He said the regulatory environment in Northern California is becoming more burdensome and the barrier to entering the scrap industry is “increasing dramatically.”
Kangeter added, “I think it’s really the next five years that will separate the good operators or the extraordinary operators from what I refer to as the rogue operators. And I think it’s going to completely change this industry, and I think it’s going to roll out from California across the nation.”
Many of the panelists were employed by or running family businesses, leading to a discussion about the health of the family business model within the recycling industry.
“There has been a lot of vertical integration by the steel mills, especially in our area [with the acquisition of] scrap companies,” Fogel said. “So, for us and for a lot of others, I think we have to think out of the box a little bit and see how we can vertically integrate within our own business. And we’ve done that through electronics or vertically integrated through some of the nonferrous stuff we are doing right now [such as investing in red metal scrap-to-copper cathode production facility]. It really depends on creativity and thinking out of the box a little bit. Doing things the way you were doing things 10 years ago, 15 years ago, 20 years ago does not really lend itself to growth.”
Gershowitz said he has found some challenges associated with the family business model but also advantages.
“The family business model for us makes things a little bit more difficult because, unlike the publicly traded firms or ones that might be family held but not operated by family, we don’t do layoffs,” he said. “I mean we cut overtime, but we don’t do layoffs. We take care of our people. We are paying everybody whether they’re testing positive or if they’re out because they are afraid to come to work. Everyone’s getting paid.
“We also have an advantage to some of those larger companies,” Gershowitz continued. “We’re able to get hold of PPP (the federal Paycheck Protection Program) money. We are more nimble. We can make decisions that maybe other larger firms can’t through their own corporate liabilities or responsibilities, such as we never stopped our [retail] trade.”
Dobkin said most family-owned scrap businesses are acquainted with the cyclical nature of the industry, which gives them an advantage. “I think where family-owned businesses can excel here is that we’ve seen this stuff before. We’ve got people who’ve been through numerous bad and down cycles, and so we have this sense of what you do when things get bad like this,” he said.
“Like Kevin said, we know the people who work for us, so we know our truck drivers. We know the guys working in the plants, and we know everybody in the office. And we like them; the decisions that we’re making aren’t strictly financial decisions, they are based on a team that we have built to take us into the future,” Dobkin continued. “So, we can kind of sit back and make some decisions that are important that aren’t strictly financial decisions.”
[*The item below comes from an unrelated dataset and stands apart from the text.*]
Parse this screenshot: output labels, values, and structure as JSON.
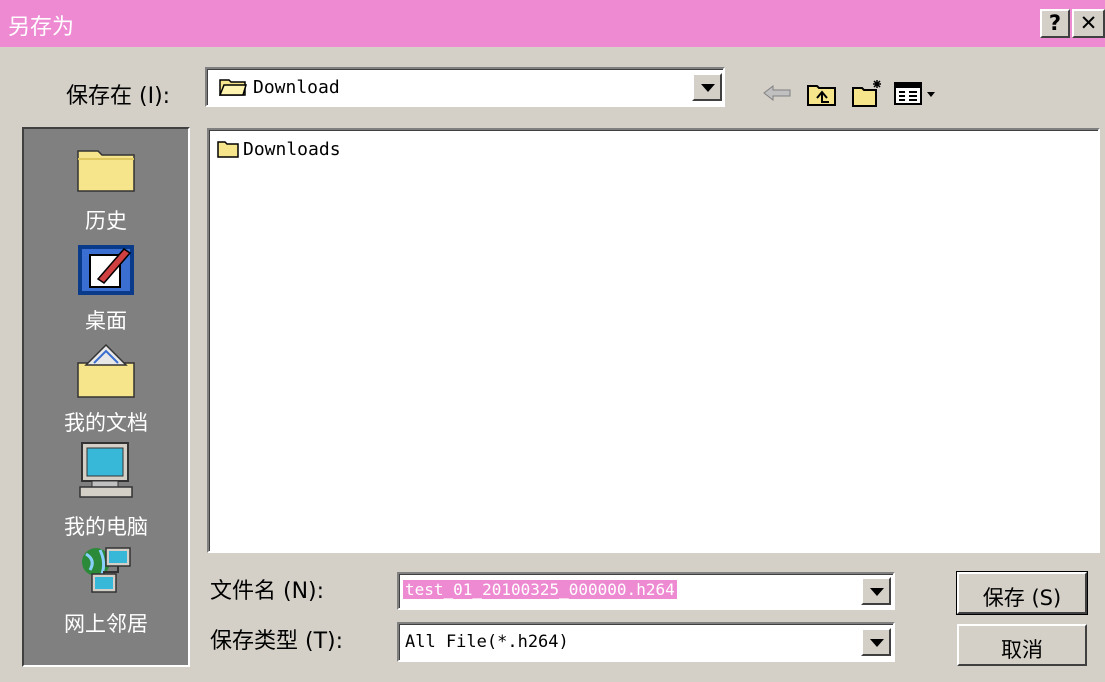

“I think resilience is probably the best word to describe the family business model,” Proler said. “It’s been resilient for over 100 years, and these third and fourth generations—I think somebody said it very well—we’ve seen everything. Family businesses know how to be flexible. They know how to operate in good times and bad times, and I think this is just part of the curve.”
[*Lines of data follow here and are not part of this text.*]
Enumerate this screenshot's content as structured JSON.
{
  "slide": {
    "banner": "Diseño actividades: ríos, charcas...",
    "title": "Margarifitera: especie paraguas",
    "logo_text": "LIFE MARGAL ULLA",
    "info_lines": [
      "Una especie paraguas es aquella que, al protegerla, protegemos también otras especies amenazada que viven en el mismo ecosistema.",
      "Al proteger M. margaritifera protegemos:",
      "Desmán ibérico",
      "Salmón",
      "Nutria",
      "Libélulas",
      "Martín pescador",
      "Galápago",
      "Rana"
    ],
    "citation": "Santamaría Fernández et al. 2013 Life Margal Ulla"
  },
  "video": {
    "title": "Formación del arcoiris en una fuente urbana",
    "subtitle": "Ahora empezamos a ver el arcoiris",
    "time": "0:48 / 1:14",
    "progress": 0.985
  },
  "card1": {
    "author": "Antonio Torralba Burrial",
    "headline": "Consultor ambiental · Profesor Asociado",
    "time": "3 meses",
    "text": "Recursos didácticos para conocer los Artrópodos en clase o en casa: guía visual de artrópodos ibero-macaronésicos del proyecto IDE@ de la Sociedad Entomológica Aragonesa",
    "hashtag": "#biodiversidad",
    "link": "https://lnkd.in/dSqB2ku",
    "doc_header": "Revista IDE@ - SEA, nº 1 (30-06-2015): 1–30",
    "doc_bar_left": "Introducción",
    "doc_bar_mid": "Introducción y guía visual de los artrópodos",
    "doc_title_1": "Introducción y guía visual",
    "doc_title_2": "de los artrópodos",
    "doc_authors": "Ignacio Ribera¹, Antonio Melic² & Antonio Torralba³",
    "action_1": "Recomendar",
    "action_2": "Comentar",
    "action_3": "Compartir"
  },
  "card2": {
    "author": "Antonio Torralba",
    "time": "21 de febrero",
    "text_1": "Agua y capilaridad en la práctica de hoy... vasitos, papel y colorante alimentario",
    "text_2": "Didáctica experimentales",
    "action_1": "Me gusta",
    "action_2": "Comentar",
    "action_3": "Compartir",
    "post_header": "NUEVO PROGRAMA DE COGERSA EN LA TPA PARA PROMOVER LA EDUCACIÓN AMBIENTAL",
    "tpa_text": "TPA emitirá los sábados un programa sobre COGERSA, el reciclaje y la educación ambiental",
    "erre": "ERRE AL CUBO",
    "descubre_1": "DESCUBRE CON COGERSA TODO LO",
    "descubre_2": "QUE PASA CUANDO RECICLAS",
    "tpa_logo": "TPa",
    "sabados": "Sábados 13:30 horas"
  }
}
Jacqueline Lotzkar, vice president of Pacific Metals Recycling International, Vancouver, British Columbia, also mentioned the nimbleness of the family business model. “I think family businesses have the ability to pivot and be agile.”
Pacific Metals is a fourth-generation, family-owned and operated recycling company that handles ferrous and nonferrous scrap as well as cardboard.
“I also think there’s an opportunity for the next generation to work outside the business [initially], and I think in many ways it’s best practice nowadays,” she said. “So, I think having the next generation go through these challenges and choosing to come back to the family business will make our industry stronger in the future.”